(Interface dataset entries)

******************************

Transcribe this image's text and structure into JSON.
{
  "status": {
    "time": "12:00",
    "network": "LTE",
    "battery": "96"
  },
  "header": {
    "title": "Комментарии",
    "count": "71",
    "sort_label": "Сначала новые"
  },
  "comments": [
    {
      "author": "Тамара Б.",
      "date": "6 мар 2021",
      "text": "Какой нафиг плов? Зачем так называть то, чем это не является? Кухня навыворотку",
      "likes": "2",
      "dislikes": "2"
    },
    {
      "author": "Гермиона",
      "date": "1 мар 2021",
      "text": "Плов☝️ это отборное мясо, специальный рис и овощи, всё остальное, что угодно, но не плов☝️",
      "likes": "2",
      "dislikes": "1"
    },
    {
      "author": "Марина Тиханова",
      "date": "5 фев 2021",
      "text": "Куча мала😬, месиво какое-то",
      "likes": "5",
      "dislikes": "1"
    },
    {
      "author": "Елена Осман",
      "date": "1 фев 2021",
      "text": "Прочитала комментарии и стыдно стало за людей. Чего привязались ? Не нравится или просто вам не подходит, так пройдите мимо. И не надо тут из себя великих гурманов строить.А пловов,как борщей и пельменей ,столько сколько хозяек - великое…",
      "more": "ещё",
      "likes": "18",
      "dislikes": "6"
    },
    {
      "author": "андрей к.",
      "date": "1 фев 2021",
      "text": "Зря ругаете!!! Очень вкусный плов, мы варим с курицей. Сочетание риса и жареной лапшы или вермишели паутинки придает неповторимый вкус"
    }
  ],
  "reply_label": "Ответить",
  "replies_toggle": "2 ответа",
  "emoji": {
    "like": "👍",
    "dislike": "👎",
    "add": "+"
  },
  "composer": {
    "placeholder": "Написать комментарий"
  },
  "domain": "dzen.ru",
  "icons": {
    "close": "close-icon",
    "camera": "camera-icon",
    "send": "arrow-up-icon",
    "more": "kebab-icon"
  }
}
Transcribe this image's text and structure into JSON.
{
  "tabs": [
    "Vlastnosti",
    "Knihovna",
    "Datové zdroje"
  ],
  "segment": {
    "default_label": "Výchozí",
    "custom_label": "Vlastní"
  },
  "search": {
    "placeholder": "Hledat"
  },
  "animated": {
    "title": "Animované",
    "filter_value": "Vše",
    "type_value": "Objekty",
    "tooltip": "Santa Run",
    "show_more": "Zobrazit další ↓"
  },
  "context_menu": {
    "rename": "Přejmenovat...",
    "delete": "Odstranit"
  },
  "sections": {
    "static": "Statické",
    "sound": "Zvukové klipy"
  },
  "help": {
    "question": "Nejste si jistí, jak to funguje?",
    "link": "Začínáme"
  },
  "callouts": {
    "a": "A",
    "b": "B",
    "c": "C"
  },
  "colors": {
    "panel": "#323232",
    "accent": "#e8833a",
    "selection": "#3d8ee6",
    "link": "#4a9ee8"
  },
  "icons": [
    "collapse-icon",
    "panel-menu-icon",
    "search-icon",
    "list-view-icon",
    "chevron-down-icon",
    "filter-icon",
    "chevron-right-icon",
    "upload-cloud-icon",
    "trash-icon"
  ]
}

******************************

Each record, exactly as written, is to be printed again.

• **Result of this task**
Transcribe this image's text and structure into JSON.
{
  "status": {
    "time": "12:00",
    "network": "LTE",
    "battery": "96"
  },
  "header": {
    "title": "Комментарии",
    "count": "71",
    "sort_label": "Сначала новые"
  },
  "comments": [
    {
      "author": "Тамара Б.",
      "date": "6 мар 2021",
      "text": "Какой нафиг плов? Зачем так называть то, чем это не является? Кухня навыворотку",
      "likes": "2",
      "dislikes": "2"
    },
    {
      "author": "Гермиона",
      "date": "1 мар 2021",
      "text": "Плов☝️ это отборное мясо, специальный рис и овощи, всё остальное, что угодно, но не плов☝️",
      "likes": "2",
      "dislikes": "1"
    },
    {
      "author": "Марина Тиханова",
      "date": "5 фев 2021",
      "text": "Куча мала😬, месиво какое-то",
      "likes": "5",
      "dislikes": "1"
    },
    {
      "author": "Елена Осман",
      "date": "1 фев 2021",
      "text": "Прочитала комментарии и стыдно стало за людей. Чего привязались ? Не нравится или просто вам не подходит, так пройдите мимо. И не надо тут из себя великих гурманов строить.А пловов,как борщей и пельменей ,столько сколько хозяек - великое…",
      "more": "ещё",
      "likes": "18",
      "dislikes": "6"
    },
    {
      "author": "андрей к.",
      "date": "1 фев 2021",
      "text": "Зря ругаете!!! Очень вкусный плов, мы варим с курицей. Сочетание риса и жареной лапшы или вермишели паутинки придает неповторимый вкус"
    }
  ],
  "reply_label": "Ответить",
  "replies_toggle": "2 ответа",
  "emoji": {
    "like": "👍",
    "dislike": "👎",
    "add": "+"
  },
  "composer": {
    "placeholder": "Написать комментарий"
  },
  "domain": "dzen.ru",
  "icons": {
    "close": "close-icon",
    "camera": "camera-icon",
    "send": "arrow-up-icon",
    "more": "kebab-icon"
  }
}
Transcribe this image's text and structure into JSON.
{
  "tabs": [
    "Vlastnosti",
    "Knihovna",
    "Datové zdroje"
  ],
  "segment": {
    "default_label": "Výchozí",
    "custom_label": "Vlastní"
  },
  "search": {
    "placeholder": "Hledat"
  },
  "animated": {
    "title": "Animované",
    "filter_value": "Vše",
    "type_value": "Objekty",
    "tooltip": "Santa Run",
    "show_more": "Zobrazit další ↓"
  },
  "context_menu": {
    "rename": "Přejmenovat...",
    "delete": "Odstranit"
  },
  "sections": {
    "static": "Statické",
    "sound": "Zvukové klipy"
  },
  "help": {
    "question": "Nejste si jistí, jak to funguje?",
    "link": "Začínáme"
  },
  "callouts": {
    "a": "A",
    "b": "B",
    "c": "C"
  },
  "colors": {
    "panel": "#323232",
    "accent": "#e8833a",
    "selection": "#3d8ee6",
    "link": "#4a9ee8"
  },
  "icons": [
    "collapse-icon",
    "panel-menu-icon",
    "search-icon",
    "list-view-icon",
    "chevron-down-icon",
    "filter-icon",
    "chevron-right-icon",
    "upload-cloud-icon",
    "trash-icon"
  ]
}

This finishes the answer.